Carpinone Family Scholarship: Life Changing Experiences and Their Impact 

The Carpinone family, owners of Dwyer and Michaels Funeral Home in Tarrytown, have created a scholarship for students from Ossining and Sleepy Hollow high schools. Each month, we will publish essays from a student from each school. This is the third pair of essays in the series. Each student will receive a $750 scholarship in memory of Carmine Carpinone’s father and brother.    

Nube graduated from Ossining High School in 2023 and is now attending Alfred University. During high school, Nube was a member of the Mud Club, Hispanic United American Club, the Business Club and National Arts Honor Society among other activities. Her favorite hobby is creating and teaching art.

by Nube Yanqui
Ossining High School   

A time when I was challenged by a perspective that differed from my own was when I was trying to find a definition of “A fulfilling and successful life.” When I was younger I thought a fulfilling and successful life meant to be married, have children, and have a successful career. Life has taught me that you don’t need all of that. The way I responded was to reflect on my own life. I didn’t have what I thought a fulfilling and successful life was; I had divorced parents, a single mother, and my mom couldn’t start her career until I was 5 because she had me in high school. To this day I can’t wrap my mind on how she did it, even as a teen mom in a troubled marriage. All these things changed my perspective of having a fulfilling and successful life, but I still have a good life.  

From the moment I was born I was surrounded by Spanish. Growing up in Ossining it has a majority Hispanic community and most people didn’t speak English, only Spanish because they were new to the country. Therefore, in school the majority of the students were Hispanic and some of the students didn’t speak English. Due to the lack of Spanish speaking staff, I helped staff and students communicate multiple times throughout my high school career. This skill made me realize how much help I can be to my community.  

A personal experience where I intentionally expanded my cultural awareness was in the summer of 2018. I went to the Dominican Republic with 30 classmates. We went to learn more about cleaning the earth and how to keep our environment clean. I remember being so excited about going to a new country! My mom and grandma would usually take me to Ecuador because we have family there. However, I knew this trip to the Dominican Republic would be a new learning experience! We would go out with people from the organization every day and help clean the ocean and beach. Their oceans are so clear and clean, you see much life in them. I’m glad that I was able to take part in that experience. During the trip I saw how different their country is compared to Ecuador or the US. Their dishes, way of transportation, the vendors, and their beaches.  

by Shakthi Manjanath
Sleepy Hollow High School 

Valentine’s Day of 2018 started as a regular day for most students. However, it turned devastating for the students of Marjory Stoneman Douglas High School in Parkland, Florida.

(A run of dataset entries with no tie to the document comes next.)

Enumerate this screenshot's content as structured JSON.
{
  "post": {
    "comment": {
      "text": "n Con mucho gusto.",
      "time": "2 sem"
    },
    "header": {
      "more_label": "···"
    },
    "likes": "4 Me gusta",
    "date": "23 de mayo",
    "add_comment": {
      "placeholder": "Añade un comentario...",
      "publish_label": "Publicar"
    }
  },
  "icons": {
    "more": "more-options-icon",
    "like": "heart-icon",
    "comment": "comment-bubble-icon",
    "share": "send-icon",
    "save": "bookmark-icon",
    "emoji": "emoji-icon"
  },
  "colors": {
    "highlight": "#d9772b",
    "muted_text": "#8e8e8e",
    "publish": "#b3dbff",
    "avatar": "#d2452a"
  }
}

At 3:18 pm, Nikolas Cruz entered the high school and opened fire using an AR-15 semi-automatic rifle, killing 17 and injuring 17 others. I was distraught and horrified by the news of this tragedy.   

I deeply empathized with the mourning community members of Parkland. Hearing their first-hand stories saddened me, but also inspired me to take action. In late February 2018, I created a committee whose purpose was to organize a safe and empowering school-wide walkout. Our mission was to protest the NRA and demand gun reform. The committee members and I spent every night for a week on Facetime together, drafting and revising a proposal for the walkout.  

Once we had our parents read it over, we set up a meeting to present the proposal to our school’s principal. Our meeting with the principal was nerve-racking and intimidating, but a necessary step to achieve our goal. I argued that national change can only begin with local conversations about change and that the walkout was a wonderful opportunity for students’ voices to be heard. He ultimately allowed us to conduct the walkout and the plan came to fruition on March 14, 2018. 270 students left class at exactly 2:21 to meet in the courtyard. We gathered for a moment of silence for the 17 victims of the shooting. The atmosphere was serious and respectful. Then, each student had the opportunity to speak. Many voiced that our lives were worth more than NRA profits and that we didn’t deserve to live in fear. Others promoted that school should be a safe place where students strictly needed to worry about learning, not losing their lives.  

The walkout had an empowering impact on the community of students in Sleepy Hollow. It gave students a place where their concerns and ideas could be heard and encouraged. I am committed to creating spaces in my community where people’s voices feel listened to and valued: that is where real change truly begins.

1 Comment

  1. Thank you to the Carpinone family for supporting our students. Your recognition instills such a sense of purpose in the kids and in the community. And your scholarship has already made a difference.

Leave a Reply

Your email address will not be published. Required fields are marked *

Recommended For You

About the Author: River Journal